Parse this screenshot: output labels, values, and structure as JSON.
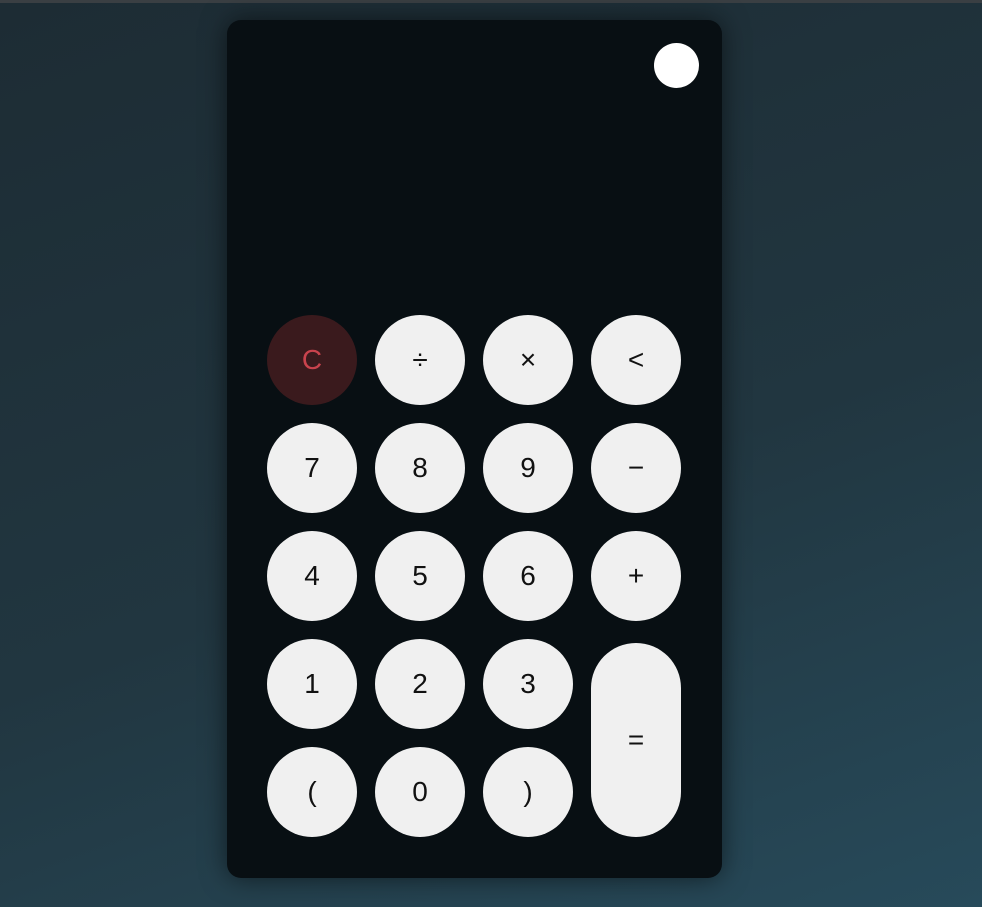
{
  "display": {
    "value": ""
  },
  "theme_toggle": {
    "icon": "circle-icon"
  },
  "keys": {
    "clear": "C",
    "divide": "÷",
    "multiply": "×",
    "backspace": "<",
    "seven": "7",
    "eight": "8",
    "nine": "9",
    "subtract": "−",
    "four": "4",
    "five": "5",
    "six": "6",
    "add": "+",
    "one": "1",
    "two": "2",
    "three": "3",
    "equals": "=",
    "open_paren": "(",
    "zero": "0",
    "close_paren": ")"
  },
  "colors": {
    "background": "#213640",
    "panel": "#080f13",
    "key": "#f0f0f0",
    "clear_key_bg": "#3a1a1d",
    "clear_key_text": "#c9434d"
  }
}
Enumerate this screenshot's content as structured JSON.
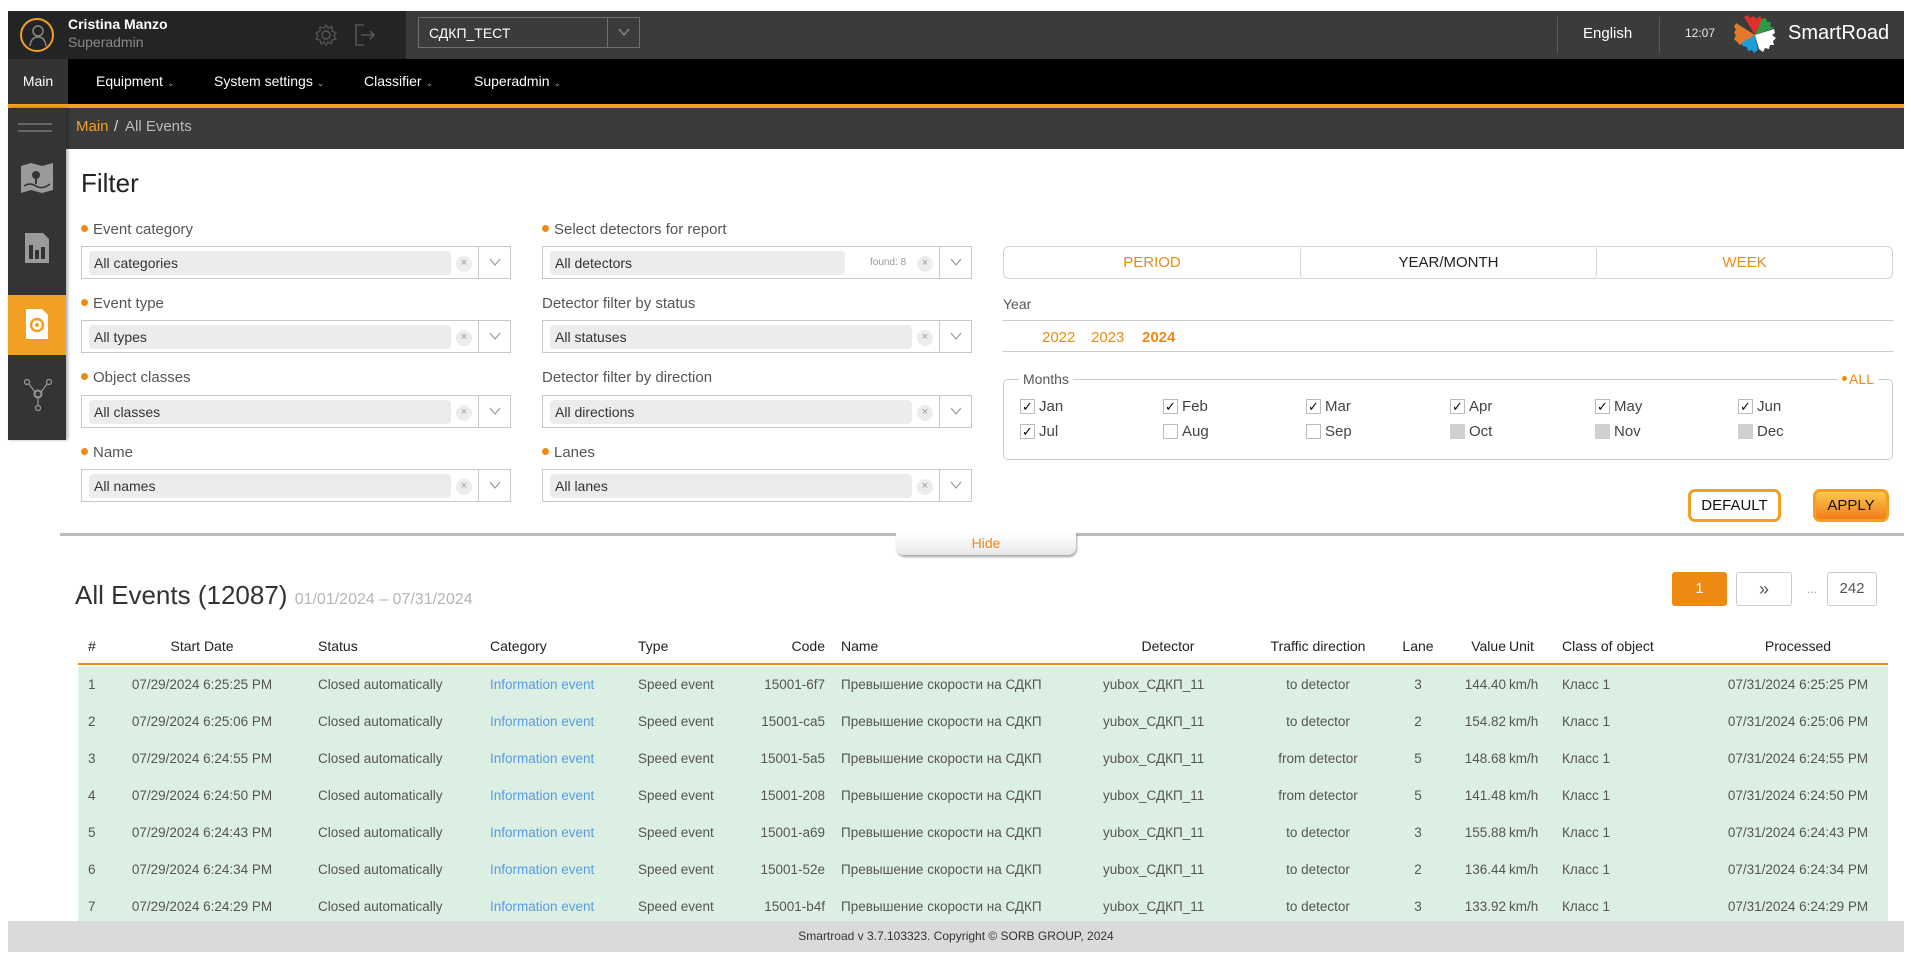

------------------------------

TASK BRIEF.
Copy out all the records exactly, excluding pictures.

ANSWER TO THIS EXERCISE.
Parse this screenshot: output labels, values, and structure as JSON.
{
  "display": {
    "value": ""
  },
  "theme_toggle": {
    "icon": "circle-icon"
  },
  "keys": {
    "clear": "C",
    "divide": "÷",
    "multiply": "×",
    "backspace": "<",
    "seven": "7",
    "eight": "8",
    "nine": "9",
    "subtract": "−",
    "four": "4",
    "five": "5",
    "six": "6",
    "add": "+",
    "one": "1",
    "two": "2",
    "three": "3",
    "equals": "=",
    "open_paren": "(",
    "zero": "0",
    "close_paren": ")"
  },
  "colors": {
    "background": "#213640",
    "panel": "#080f13",
    "key": "#f0f0f0",
    "clear_key_bg": "#3a1a1d",
    "clear_key_text": "#c9434d"
  }
}
Enumerate this screenshot's content as structured JSON.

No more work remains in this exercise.